The best advice on productivity in today's age of information overload - trying to empty ur inbox is a waste of timehttps://t.co/QNVXL2CyBy— Nikhil Kulkarni (@kulkarninikhil) October 21, 2016
Organizing the Inbox and emptying it are two different issues. Those who don't use Inbox as a todo list might have other ways of managing to-do. The article above is meant for those who rather than organize emails and prioritize them according to their importance, choose to use the 'arrival time' of an email as a default prioritization order. Those for whom acting on each mail means reading or replying it or deleting i.e. ignoring it. And also accompanied by the syndrome that an email replied and deleted (or archived) is 'ball out of my court' and I need not visit it again until there is a response from the other side.
This strategy of email management is appropriate for someone doing a back-office customer service job where each email acts like a ticket which you need to close. [Such professions are incidentally those which are getting replaced by AI or analytics based bots or programs]. However, in most professions today email is a means of a. collaboration b. information for personal welfare & growth [ex. newsletters] c. intimation of process statuses. Apart from 'c', none of the other two can afford to be consumed on a 'act as it comes' basis because both collaborative work and personal development need thought and focussed attention. And attention should be scheduled when the mind is in a state to do it than done impromptu.
However, there are troves of articles online junking email as an appropriate medium to get these two jobs done. There has been concerted effort to move away from email for both collaboration and personal development. Newsletters have moved to blogs and interactive portals - some are even attempting to convert them into MooC like interfaces. Collaboration itself is evolving with Office Online and Google Docs competing for features and several other special purpose collaboration platforms like Jira and Slack emerging (Slack even offers ways to intimate).
But in spite of this, email continues to serve as an all purpose channel for collaboration and personal development and I guess, like the cockroach, it will survive the current wave of change and stay relevant even decades later as a general purpose communication or messaging platform. So what options do you have as a user - do you continue to live with schedule as they come strategy on email?
Until GMail and filters arrived on the scene - 12 years ago - you had no choice, but it is no longer so. With GMail, we can sort our mail automatically for 75-80% mails properly in folders for later reading and clearing when we have time. This way the time spent in sorting mails, which is what most people do while 'emptying' their inbox, will be saved. I have a very real benchmark of this from my KPMG days. My official mailbox on Outlook which did not have this feature usually took 4 hours per week to keep organized, and yet many times I couldn't find mails when needed because I had made mistakes in sorting them manually.

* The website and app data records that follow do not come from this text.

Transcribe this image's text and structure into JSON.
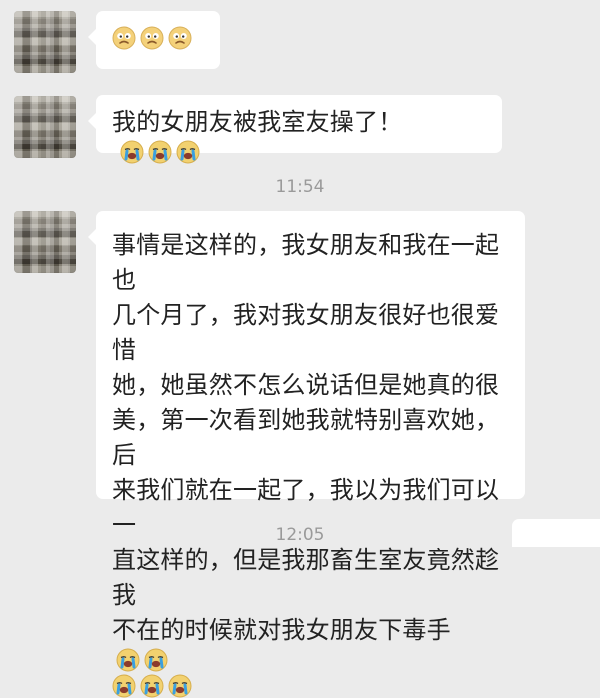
{
  "chat": {
    "messages": [
      {
        "type": "emoji_only",
        "emoji": [
          "worried-face",
          "worried-face",
          "worried-face"
        ]
      },
      {
        "type": "text",
        "text": "我的女朋友被我室友操了！",
        "emoji": [
          "crying-face",
          "crying-face",
          "crying-face"
        ]
      },
      {
        "type": "timestamp",
        "text": "11:54"
      },
      {
        "type": "text_block",
        "lines": [
          "事情是这样的，我女朋友和我在一起也",
          "几个月了，我对我女朋友很好也很爱惜",
          "她，她虽然不怎么说话但是她真的很",
          "美，第一次看到她我就特别喜欢她，后",
          "来我们就在一起了，我以为我们可以一",
          "直这样的，但是我那畜生室友竟然趁我",
          "不在的时候就对我女朋友下毒手"
        ],
        "inline_emoji_after_last_line": [
          "crying-face",
          "crying-face"
        ],
        "emoji_line": [
          "crying-face",
          "crying-face",
          "crying-face"
        ]
      },
      {
        "type": "timestamp",
        "text": "12:05"
      }
    ]
  },
  "colors": {
    "background": "#ebebeb",
    "bubble": "#ffffff",
    "text": "#222222",
    "timestamp": "#9a9a9a"
  }
}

Using a combination of a well defined labels hierarchy and filters which automatically move mails to these labels, most collaboration and personal development emails can be automatically sorted into proper labels to be attended to at a pre-scheduled time than actioned as they arrive. You are only left with a. intimation mails b. mails from new sources for which filtering has not been set up.